Take a brief look at the US market cut 18 different ways. The results are the same.

Table 2: SPIVA 2018: Percentage of US equity funds that outperform their benchmarks

10 YEAR (%)
All domestic funds S&P Composite 1500 16
All large cap funds S&P 500 15
All mid cap funds S&P MidCap 400 12
All small cap funds S&P SmallCap 600 14
All multi cap funds S&P Composite 1500 14
Large cap growth funds S&P 500 Growth 16
Large cap core funds S&P 500 7
Large cap value funds S&P 500 Value 18
Mid cap growth funds S&P MidCap 400 Growth 13
Mid cap core funds S&P MidCap 400 10
Mid cap value funds S&P MidCap 400 Value 12
Small cap growth funds S&P SmallCap 600 Growth 14
Small cap core funds S&P SmallCap 600 7
Small cap value funds S&P SmallCap 600 Value 13
Multi cap growth funds S&P Composite 1500 Growth 13
Multi cap core funds S&P Composite 1500 8
Multi cap value funds S&P Composite 1500 Value 19
Real estate funds S&P United States REIT 12

Source: S&P Dow Jones Indices LLC. Data as at 31 December 2018. Returns shown are annualised. Past performance is no guarantee of future results. Table is provided for illustrative purposes only.

In each of the 18 ways the US market is dissected above, the vast majority of active managers performed worse than the appropriate market benchmark.

So, what does this mean for the clients of financial advisers and their goals, which is really all investors care about?

Well, it means a lot. Looking at the SPIVA 2018 US data, the average fund underperformed its benchmark by 1.43% over the last 15 years .

Table 3: SPIVA 2018 average US equity fund performance (equal-weighted)

1 YEAR (%) 3 YEAR (%) 5 YEAR (%) 10 YEAR (%) 15 YEAR (%)
S&P Composite 1500 -4.96 9.17 8.25 13.20 7.93
All US domestic funds -8.26 6.67 5.14 11.53 6.50
Difference 3.3 2.5 3.11 1.67 1.43

Source: S&P Dow Jones Indices LLC. Data as at 31 December 2018. Returns shown are annualised. Past performance is no guarantee of future results. Table is provided for illustrative purposes only.

1.43% is a large amount. Let’s say that your client invested $1,000,000 15 years ago. Forgetting taxes and other fees, let’s say she got the return of the market listed above. By contrast her friend invested the same amount on the same day, but got the average return of active managers, which is 1.43% less. How much more would your client have now compared to her friend?

Answer: $570,000 more

That’s a figure that matters. This isn’t just an academic issue with no relevance to your clients. This is a critical issue with real meaning for your clients’ futures. What could any one of your clients do with an extra $570,000? A lot, and that’s the point.

What do your clients have to do to earn that extra return? They have to do something very simple and very hard. They need the discipline to ignore the chatter, marketing, media and noise from investment managers; those touting their recent (read, one year, three year or five year) track records and performance, and the promise of the riches they will bring if investors simply switch their portfolio. Your clients also need to ignore the relentless headlines predicting doom and gloom and stay disciplined in the markets. The last 15 years in this example include the years 2004 – 2018. That period wasn’t exactly the easiest one in which to stay invested.
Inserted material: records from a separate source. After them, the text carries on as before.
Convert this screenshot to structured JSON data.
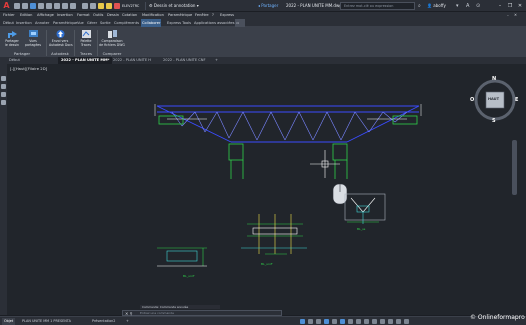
{
  "titlebar": {
    "app_letter": "A",
    "workspace": "Dessin et annotation",
    "share": "Partager",
    "document_title": "2022 - PLAN UNITE MM.dwg",
    "search_placeholder": "Entrez mot-clé ou expression",
    "user": "aboffy",
    "qa_label": "ELEV2TRC"
  },
  "menubar": {
    "items": [
      "Fichier",
      "Edition",
      "Affichage",
      "Insertion",
      "Format",
      "Outils",
      "Dessin",
      "Cotation",
      "Modification",
      "Paramétrique",
      "Fenêtre",
      "?",
      "Express"
    ]
  },
  "ribbon_tabs": {
    "items": [
      "Début",
      "Insertion",
      "Annoter",
      "Paramétrique",
      "Vue",
      "Gérer",
      "Sortie",
      "Compléments",
      "Collaborer",
      "Express Tools",
      "Applications associées"
    ],
    "active_index": 8
  },
  "ribbon": {
    "buttons": [
      {
        "label1": "Partager",
        "label2": "le dessin"
      },
      {
        "label1": "Vues",
        "label2": "partagées"
      },
      {
        "label1": "Envoi vers",
        "label2": "Autodesk Docs"
      },
      {
        "label1": "Palette",
        "label2": "Traces"
      },
      {
        "label1": "Comparaison",
        "label2": "de fichiers DWG"
      }
    ],
    "groups": [
      "Partager",
      "Autodesk Docs",
      "Traces",
      "Comparer"
    ]
  },
  "doc_tabs": {
    "items": [
      "Début",
      "2022 - PLAN UNITE MM*",
      "2022 - PLAN UNITE H",
      "2022 - PLAN UNITE CNF",
      "+"
    ]
  },
  "viewport": {
    "label": "[-][Haut][Filaire 2D]",
    "viewcube": {
      "top": "HAUT",
      "n": "N",
      "s": "S",
      "e": "E",
      "o": "O"
    }
  },
  "drawing_texts": {
    "label_a": "BL_uniT",
    "label_b": "BL_uniF",
    "label_c": "BL_ss"
  },
  "commandline": {
    "history": "Commande: Commande annulée",
    "prompt": "Entrez une commande"
  },
  "statusbar": {
    "tabs": [
      "Objet",
      "PLAN UNITE MM 1 PRESENTA",
      "Présentation2",
      "+"
    ],
    "active_index": 0
  },
  "watermark": "© Onlineformapro",
  "colors": {
    "ribbon_active": "#3a5f8a",
    "drawing_blue": "#3a4cff",
    "drawing_green": "#2fd14a",
    "drawing_white": "#ffffff",
    "drawing_yellow": "#f2e34c",
    "drawing_cyan": "#3fd7d7"
  }
}
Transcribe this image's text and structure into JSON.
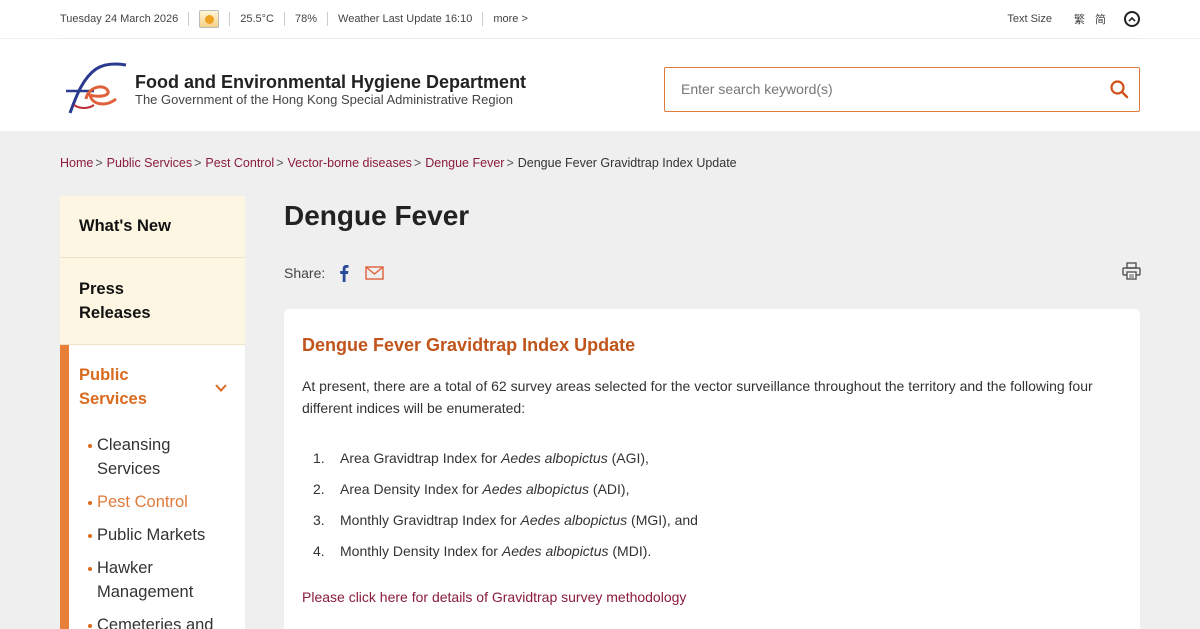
{
  "topbar": {
    "date": "Tuesday 24 March 2026",
    "weather_icon": "partly-sunny-icon",
    "temperature": "25.5°C",
    "humidity": "78%",
    "weather_update": "Weather Last Update 16:10",
    "more": "more >",
    "text_size": "Text Size",
    "lang_traditional": "繁",
    "lang_simplified": "简",
    "back_to_top_icon": "chevron-up-circle-icon"
  },
  "header": {
    "logo_icon": "fehd-logo",
    "title": "Food and Environmental Hygiene Department",
    "subtitle": "The Government of the Hong Kong Special Administrative Region",
    "search_placeholder": "Enter search keyword(s)",
    "search_icon": "search-icon"
  },
  "breadcrumb": [
    "Home",
    "Public Services",
    "Pest Control",
    "Vector-borne diseases",
    "Dengue Fever",
    "Dengue Fever Gravidtrap Index Update"
  ],
  "sidebar": {
    "whats_new": "What's New",
    "press_line1": "Press",
    "press_line2": "Releases",
    "public_line1": "Public",
    "public_line2": "Services",
    "public_expanded": true,
    "items": [
      {
        "label": "Cleansing",
        "label2": "Services",
        "active": false
      },
      {
        "label": "Pest Control",
        "active": true
      },
      {
        "label": "Public Markets",
        "active": false
      },
      {
        "label": "Hawker",
        "label2": "Management",
        "active": false
      },
      {
        "label": "Cemeteries and",
        "active": false
      }
    ]
  },
  "main": {
    "title": "Dengue Fever",
    "share_label": "Share:",
    "card_title": "Dengue Fever Gravidtrap Index Update",
    "intro": "At present, there are a total of 62 survey areas selected for the vector surveillance throughout the territory and the following four different indices will be enumerated:",
    "indices": [
      {
        "num": "1.",
        "pre": "Area Gravidtrap Index for ",
        "species": "Aedes albopictus",
        "post": " (AGI),"
      },
      {
        "num": "2.",
        "pre": "Area Density Index for ",
        "species": "Aedes albopictus",
        "post": " (ADI),"
      },
      {
        "num": "3.",
        "pre": "Monthly Gravidtrap Index for ",
        "species": "Aedes albopictus",
        "post": " (MGI), and"
      },
      {
        "num": "4.",
        "pre": "Monthly Density Index for ",
        "species": "Aedes albopictus",
        "post": " (MDI)."
      }
    ],
    "methodology_link": "Please click here for details of Gravidtrap survey methodology"
  },
  "colors": {
    "accent_orange": "#e07a3a",
    "link_maroon": "#8b1c3b",
    "sidebar_cream": "#fdf6e3",
    "page_bg": "#efeff0"
  }
}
Few investors have either the correct information or the discipline to ignore the chatter and stay invested so they don’t miss out on the available market returns. But the advisers we support work hard to ensure that their clients don’t miss out. By avoiding the siren song of the active managers and instead looking ahead with a long term focus, your clients can get the returns they deserve.
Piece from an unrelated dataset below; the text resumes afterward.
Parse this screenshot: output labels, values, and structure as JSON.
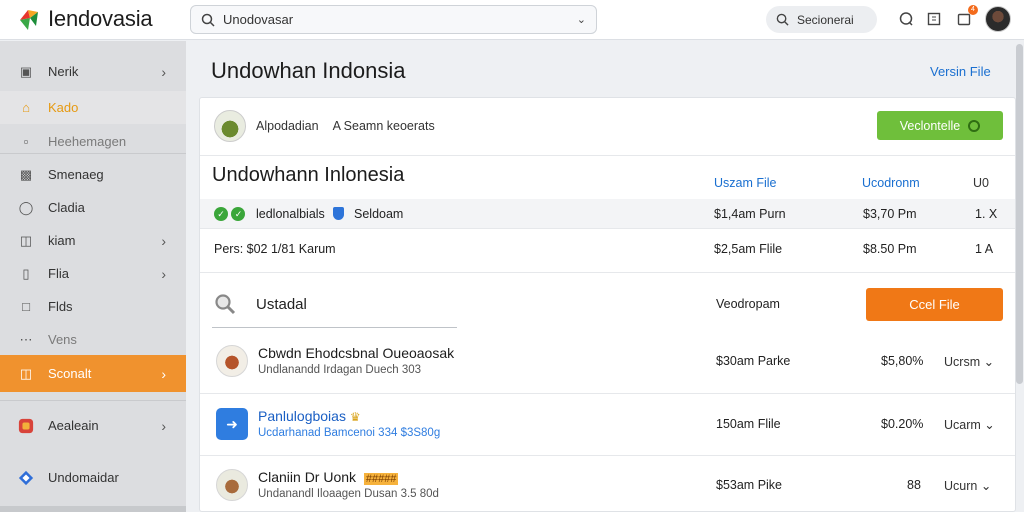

By Ben Brinkerhoff
Head of Adviser Services,


1Frijns and Indriawan (2018) who state in their abstract, “The returns on NZ equity holdings of NZ actively managed funds from 2010 to 2017 provide little evidence of risk-adjusted outperformance and stock-picking skill. These exposures yield pre-cost returns that have a nearly perfect correlation with the market index and an insignificant alpha.” https://www.emeraldinsight.com/doi/abs/10.1108/PAR-10-2017-0079

2Source: S&P Dow Jones Indices LLC. https://us.spindices.com/documents/spiva/spiva-us-year-end-2018.pdf?force_download=true Report 3” Average U.S. Equity Fund Performance (Equal Weighted), Category “All Domestic Funds” in comparison with the S&P Composite 1500.